Cooling labour market and weaker than expected industry data could indicate that rate hikes are starting to bite
Surveys: The Conference Board Consumer Confidence Index came hotter than expected at 102.6 in October. Although beating consensus expectations the direction of travel is still negative as the prior reading for September was revised to 104.3.
Employment: Data last week evidenced some cooling of the labour market. Initial jobless claims and continuing claims ticked up for the week ending 28 October. Job openings for September beat consensus but still declined slightly from the prior reading. The ADP employment report – sometimes known as establishment (rather than household) survey employment – for October was weaker than expected showing that 113k jobs were added vs. the 150k expected. Nonfarm payrolls came in significantly weaker than expected.

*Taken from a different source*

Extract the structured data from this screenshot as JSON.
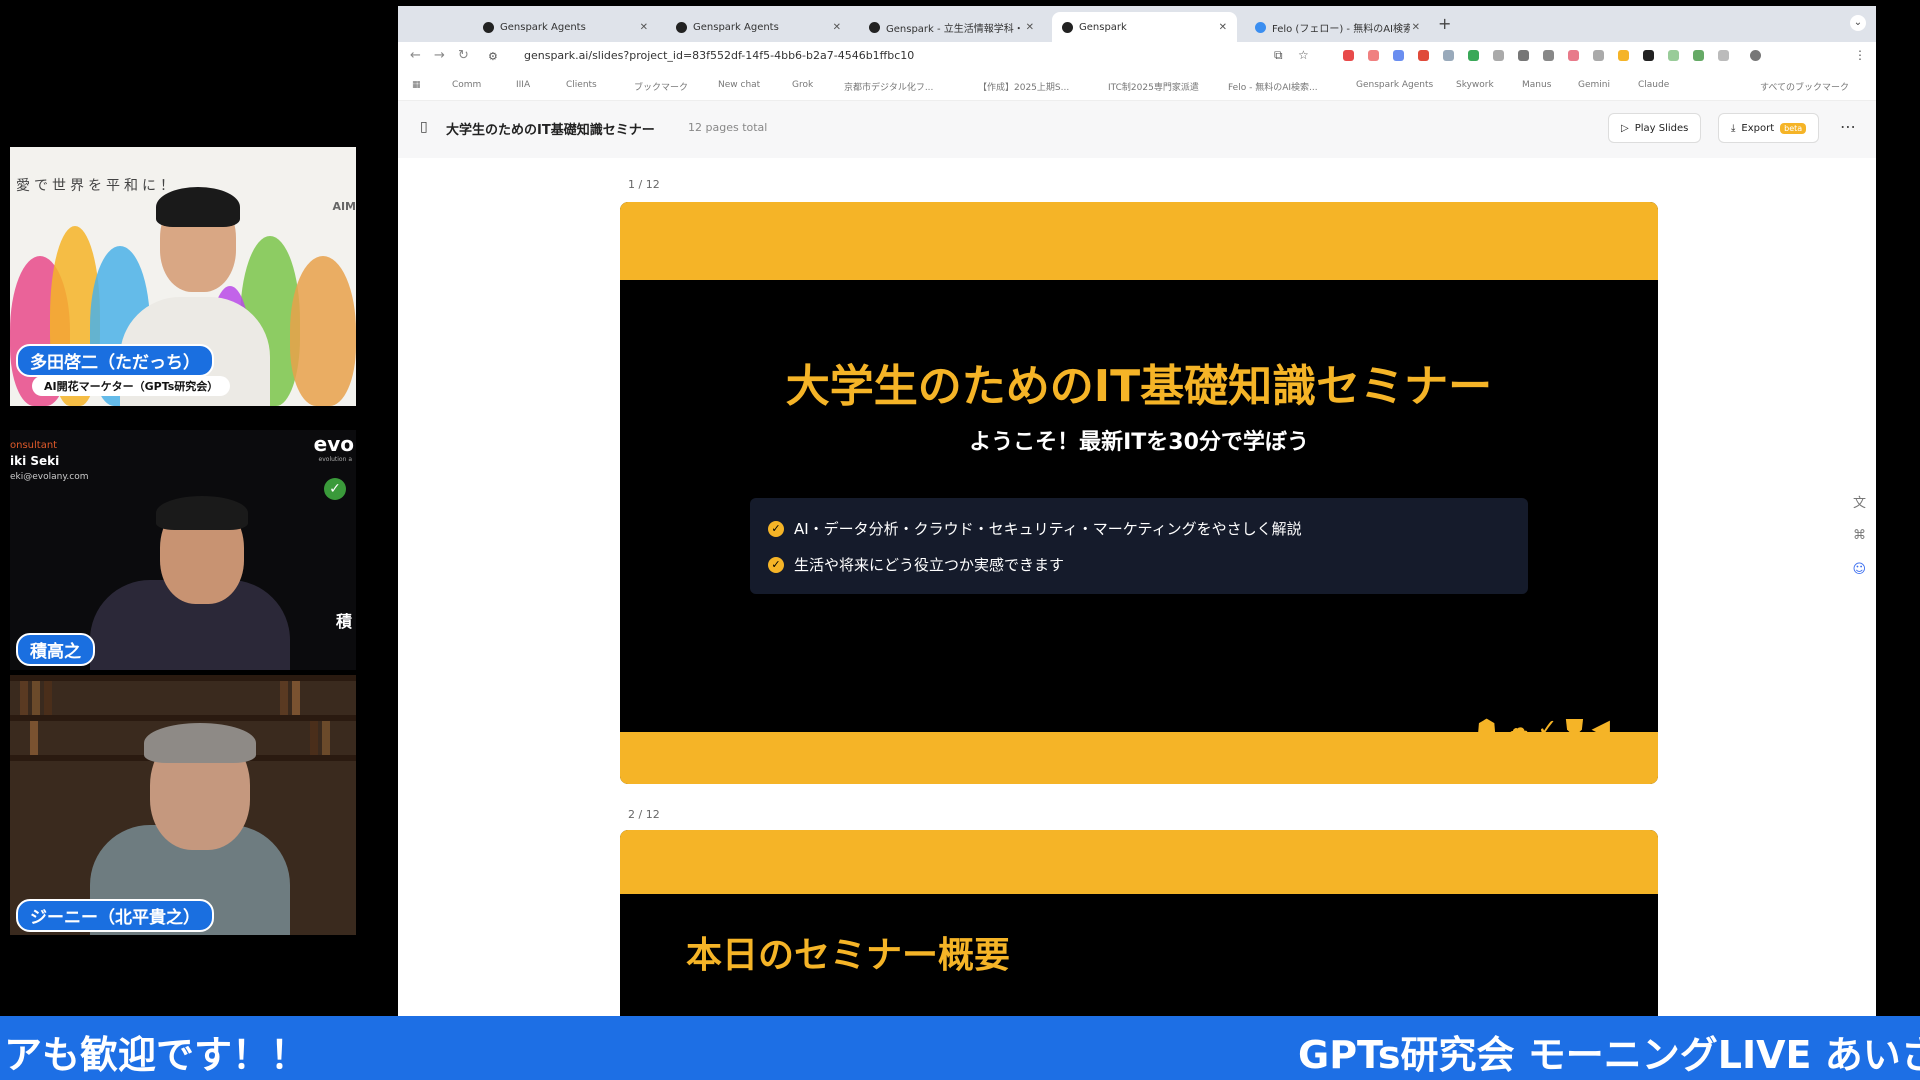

Industry: The story told by the preliminary ISM data last week – which painted a positive picture for the manufacturing industries – revered this week as the final figures were released. The final data released this week showed that the US manufacturing sector sank further into contraction from an index value of 49 to 46.7.
Surprise stability in house prices mixed with poor manufacturing data
Housing: Mortgage approvals fell in October from 45.4k to 43.3k. House prices, as measured by the Nationwide House Price Index, came in considerably hotter than expected showing a rise of 0.9% month-on-month. This was the biggest monthly rise in over a year and beat the consensus expectations for a decline of 0.4%. On a year-on-year basis house prices have fallen 3.3%.
Industry: the CIPS S&P Global UK Manufacturing Index came in lower-than-expected last week and fell further into contraction at 44.8. This was the third consecutive month of contraction.
Eurozone economy shrinks in the third quarter
Inflation: Inflation across the eurozone has been falling faster than expected recently. The preliminary inflation data for October released last week corroborated this trend. Preliminary measurements for eurozone inflation in October came in at 2.9% falling from 4.3% in September. In Germany, year-on-year Consumer Price Index (CPI) came in at 3.8%, falling from 4.5% in the prior reading. In France, CPI was measured at 4.0% which fell from 4.9% in the prior reading.
GDP: The euro area GDP fell 0.1% in the third quarter. The eurozone experienced a modest contraction due to the combined pressures of rising interest rates, weakened external demand, and the lingering effects of the energy price shock. However, it’s important to note that the economy has not reached a point of severe decline.
Sluggish demand in China
China: Manufacturing Purchasing Managers’ Index (PMI) for October dipped below the expansion threshold to 49.5, following a brief rise into expansion territory in September when it stood at 50.2. This reading was below the consensus forecast of 50.2. Similarly, the non-manufacturing PMI decreased to 50.6 after an unexpected increase to 51.7 in September. This figure was the consensus forecast of 52.0. This data is indicative of the sluggish demand in China.
Japan: Preliminary industrial production numbers for September came in weaker than expected at 0.2% month-on-month. Although significantly below the consensus of 2.5%, it is still a resurgence from an August reading of -0.7%
Gold falls after four consecutive weeks of strong price action.
For the first week in four gold dropped having recently surpassed the US$2000 mark. Gold fell from US$2006 at the start of the week, just holding on above US$2000, finishing the week at US$1992.65. For the second consecutive week oil fell. Brent finished the week at US$84.89bbl and WTI at US$80.51bbl down 6.2% and 5.9% respectively.